Sunday, July 20, 2014

Will I Ever Be Healed? (No pics)

Most people going through TSW have used Topical Steroids for a long period of time.  Years... DECADES.  Most of us have no idea what it's like to have normal functioning skin because we've been reliant on TS for so long and our skin no longer functions like normal skin.  The rotten, flarey, itchy, OVER-sensitive skin becomes your normal.

I've been withdrawing for 141 days.  I've healed a LOT but still have a ways to go.  I'm in the phase now where my skin is CONSTANTLY a flaky, itchy, red mess.  It's not oozy and "woundy" looking anymore, but it's just a mess.  On top of it being unsightly and obnoxious, it's also SUPER HYPER OVER CRAZY sensitive!  I have to wear long sleeves the majority of the time because if anything (and i mean ANYTHING) touches where I'm broken out, it will flare up and welt and be uncontrollably itchy.  I've also started having food intolerances to food I was never allergic to.  I had a HORRIBLE reaction to sweet potatoes the other day to the point my husband had to come home.  It's so frustrating.  Oh, and did I mention that putting WATER on my skin sends it into an ITCHY, BURNING, UNCOMFORTABLE mess for about 20 minutes!?  WATER BURNS ME.  OVER IT.  Moisturizer of any kind is no better.

At 141 days, I'm tired.  I'm over this hell and ready for the next chapter.  I'm ready to go swimming and leave my house at the drop of a hat.  I'm ready to go on a date.  I'm ready to feel pretty.  "But you ARE beautiful, jen!"  While I understand that you believe this, I don't feel it at the moment.  Wait, let me be clear, my soul feels beautiful, my face does not!  Kiiiinda hard to feel beautiful when you have no eyebrows and your skin is red, inflamed, and flaky.  It's gross.  It's ugly.  You feel it ALL THE TIME.  And the heat makes it unbearable.  

Anyway, not writing this for a pity party, just letting some things go.  At the moment I feel like I'm never going to be healed.  Like I'm never going to have a normal life.  I'm never going to be able to take my kids to the pool or to the park or anywhere without PLANNING THE HELL AHEAD.  It's beyond prison at this point.
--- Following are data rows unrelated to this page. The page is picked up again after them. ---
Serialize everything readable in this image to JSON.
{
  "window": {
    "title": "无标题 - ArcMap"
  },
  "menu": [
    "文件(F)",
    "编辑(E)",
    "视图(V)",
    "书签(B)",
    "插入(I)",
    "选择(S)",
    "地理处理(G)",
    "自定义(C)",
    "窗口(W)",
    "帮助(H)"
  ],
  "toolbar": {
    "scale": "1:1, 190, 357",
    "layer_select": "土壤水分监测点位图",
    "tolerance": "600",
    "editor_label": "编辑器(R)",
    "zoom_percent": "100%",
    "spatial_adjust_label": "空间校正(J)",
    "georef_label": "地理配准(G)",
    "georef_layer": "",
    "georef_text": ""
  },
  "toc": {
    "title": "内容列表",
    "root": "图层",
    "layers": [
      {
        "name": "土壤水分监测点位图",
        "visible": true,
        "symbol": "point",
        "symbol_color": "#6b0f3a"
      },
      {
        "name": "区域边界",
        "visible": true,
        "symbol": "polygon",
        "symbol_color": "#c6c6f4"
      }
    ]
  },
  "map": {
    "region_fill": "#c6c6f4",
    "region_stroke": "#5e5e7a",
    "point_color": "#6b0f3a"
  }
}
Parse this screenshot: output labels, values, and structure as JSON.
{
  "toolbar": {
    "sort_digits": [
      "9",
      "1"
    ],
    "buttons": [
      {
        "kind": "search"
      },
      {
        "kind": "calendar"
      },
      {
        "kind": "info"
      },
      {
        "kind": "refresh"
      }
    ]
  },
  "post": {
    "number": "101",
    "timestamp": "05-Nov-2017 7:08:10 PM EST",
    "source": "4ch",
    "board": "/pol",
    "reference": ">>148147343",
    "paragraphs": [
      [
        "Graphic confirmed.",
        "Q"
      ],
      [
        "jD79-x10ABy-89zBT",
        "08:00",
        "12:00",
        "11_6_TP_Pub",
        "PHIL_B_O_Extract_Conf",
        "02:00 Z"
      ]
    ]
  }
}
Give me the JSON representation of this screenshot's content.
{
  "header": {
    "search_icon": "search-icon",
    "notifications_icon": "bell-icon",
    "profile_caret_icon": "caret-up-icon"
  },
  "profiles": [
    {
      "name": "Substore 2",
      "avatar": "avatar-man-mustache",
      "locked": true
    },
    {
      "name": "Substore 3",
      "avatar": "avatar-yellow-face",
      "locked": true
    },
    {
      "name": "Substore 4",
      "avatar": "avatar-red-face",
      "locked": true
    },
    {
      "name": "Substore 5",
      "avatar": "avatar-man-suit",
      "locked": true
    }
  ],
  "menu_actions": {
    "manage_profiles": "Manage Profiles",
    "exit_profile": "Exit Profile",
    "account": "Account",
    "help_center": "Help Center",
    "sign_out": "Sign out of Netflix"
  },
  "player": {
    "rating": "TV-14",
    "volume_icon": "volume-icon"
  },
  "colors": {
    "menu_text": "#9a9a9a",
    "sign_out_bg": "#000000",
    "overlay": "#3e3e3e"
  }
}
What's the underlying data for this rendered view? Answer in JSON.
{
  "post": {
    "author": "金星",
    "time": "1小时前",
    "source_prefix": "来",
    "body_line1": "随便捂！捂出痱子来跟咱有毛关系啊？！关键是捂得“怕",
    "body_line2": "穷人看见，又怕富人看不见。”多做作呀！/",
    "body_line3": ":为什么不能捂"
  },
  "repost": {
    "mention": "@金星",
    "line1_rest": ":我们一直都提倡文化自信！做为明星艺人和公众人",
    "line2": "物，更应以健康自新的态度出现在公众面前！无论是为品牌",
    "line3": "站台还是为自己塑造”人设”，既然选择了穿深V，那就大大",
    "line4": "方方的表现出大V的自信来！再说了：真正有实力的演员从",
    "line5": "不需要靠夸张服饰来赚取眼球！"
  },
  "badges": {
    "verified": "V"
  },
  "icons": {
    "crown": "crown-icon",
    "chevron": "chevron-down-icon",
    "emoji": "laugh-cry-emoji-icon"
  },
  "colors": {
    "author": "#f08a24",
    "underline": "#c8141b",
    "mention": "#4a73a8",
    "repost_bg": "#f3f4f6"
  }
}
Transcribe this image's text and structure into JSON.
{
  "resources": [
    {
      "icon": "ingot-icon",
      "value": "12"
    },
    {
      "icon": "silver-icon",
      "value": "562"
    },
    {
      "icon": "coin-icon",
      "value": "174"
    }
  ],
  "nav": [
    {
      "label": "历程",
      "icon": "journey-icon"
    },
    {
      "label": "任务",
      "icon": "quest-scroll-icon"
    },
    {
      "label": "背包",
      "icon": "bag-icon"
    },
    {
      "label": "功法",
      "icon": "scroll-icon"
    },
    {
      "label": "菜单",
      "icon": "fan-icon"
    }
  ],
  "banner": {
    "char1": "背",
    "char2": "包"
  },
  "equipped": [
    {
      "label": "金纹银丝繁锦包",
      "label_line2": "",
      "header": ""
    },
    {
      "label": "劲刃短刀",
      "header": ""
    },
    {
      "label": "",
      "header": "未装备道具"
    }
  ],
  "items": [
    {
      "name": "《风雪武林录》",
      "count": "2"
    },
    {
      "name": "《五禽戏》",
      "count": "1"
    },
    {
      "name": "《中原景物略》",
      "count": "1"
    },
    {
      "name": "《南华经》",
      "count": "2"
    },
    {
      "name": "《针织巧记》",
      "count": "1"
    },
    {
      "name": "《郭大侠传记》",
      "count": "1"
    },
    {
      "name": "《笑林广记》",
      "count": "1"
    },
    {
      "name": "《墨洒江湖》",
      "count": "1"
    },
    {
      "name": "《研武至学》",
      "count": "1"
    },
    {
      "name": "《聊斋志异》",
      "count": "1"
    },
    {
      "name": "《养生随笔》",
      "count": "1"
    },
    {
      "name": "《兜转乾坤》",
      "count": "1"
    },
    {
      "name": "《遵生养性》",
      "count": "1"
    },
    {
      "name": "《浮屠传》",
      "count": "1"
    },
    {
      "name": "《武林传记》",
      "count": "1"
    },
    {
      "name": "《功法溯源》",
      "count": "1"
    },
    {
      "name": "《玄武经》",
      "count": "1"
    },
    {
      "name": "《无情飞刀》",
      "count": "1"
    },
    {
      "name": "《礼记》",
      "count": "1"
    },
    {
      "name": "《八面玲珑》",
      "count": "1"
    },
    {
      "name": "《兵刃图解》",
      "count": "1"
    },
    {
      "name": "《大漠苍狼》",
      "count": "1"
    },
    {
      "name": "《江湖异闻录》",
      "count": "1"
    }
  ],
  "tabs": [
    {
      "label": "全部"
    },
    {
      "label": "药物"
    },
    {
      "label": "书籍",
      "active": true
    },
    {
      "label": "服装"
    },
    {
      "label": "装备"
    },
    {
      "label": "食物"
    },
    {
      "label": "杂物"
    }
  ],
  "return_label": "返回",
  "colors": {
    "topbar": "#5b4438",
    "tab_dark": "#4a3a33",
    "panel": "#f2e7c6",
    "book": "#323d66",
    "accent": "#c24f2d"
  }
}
To be tethered so closely to your house, unable to leave it most of the time, is sad.

Hoping for a break.  Normal skin to make me feel like there's hope ahead.  

On a positive note, my energy is coming back and I'm starting to have stamina to go and do things!  That's good.


  1. Jen,

    Your post remind me of what I felt exactly over my past 2 years of hell. I was in such a bad state that you can't even imagine, and I thought I would never recover.

    Things started to change only when I started to seriously take stock of my life, especially on the things that I can control vs the thing that I can't. I thought - if my skin is going to be like this for the rest of my life, can I be a happier version of myself and have more control over the things in my life?

    Once my perspective changed, everything changed. My skin is no doubt the the beneficiary of having a good positive mindset, among other lifestyle changes that I can control and influence.

    Hope this helps. Sometimes it helps to not pay attention too much on your skin, but focus on other stuff to take away the negative attention and energy.

    Leslie C
    Founder of
    Personal blog at

  2. Oh Jen, I feel your pain right now. Im feeling the same way at the moment. When does it get better?!

  3. Hi Jen.
    I've been off steroid creams now for ten years - it took 6 years to become flare-up free, a diet change and my husband developing Axhilirit natural products for me that is assisting other sufferers around the world as well.
    Last week we visited a friend that started with our cream on her hands about six months ago. Her hands are clear and do not give her any more problems, but her legs are so severe that the dermatologist did a biopsy!
    She complained that she had spent $500 already on her shins and I asked her why she did not use our cream to assist with the withdrawal of the steroids instead of continuing with applying the medicated ointments.
    She stared at me in shock, stating that she never thought of it.
    With her hands being clear, she was so focused on treating her legs the traditional way that she forgot that her hands used to be just as bad.
    It takes time for people to adjust to alternative methods of treatment.
    One thing I have realized is that most people, once healed, forget quickly where they came from and do not assist other sufferers in their search for relief and eventual clear skin.
    My own journey with eczema took almost 40 years. Now I am comfortable in my skin but cry whenever I see people with a similar condition.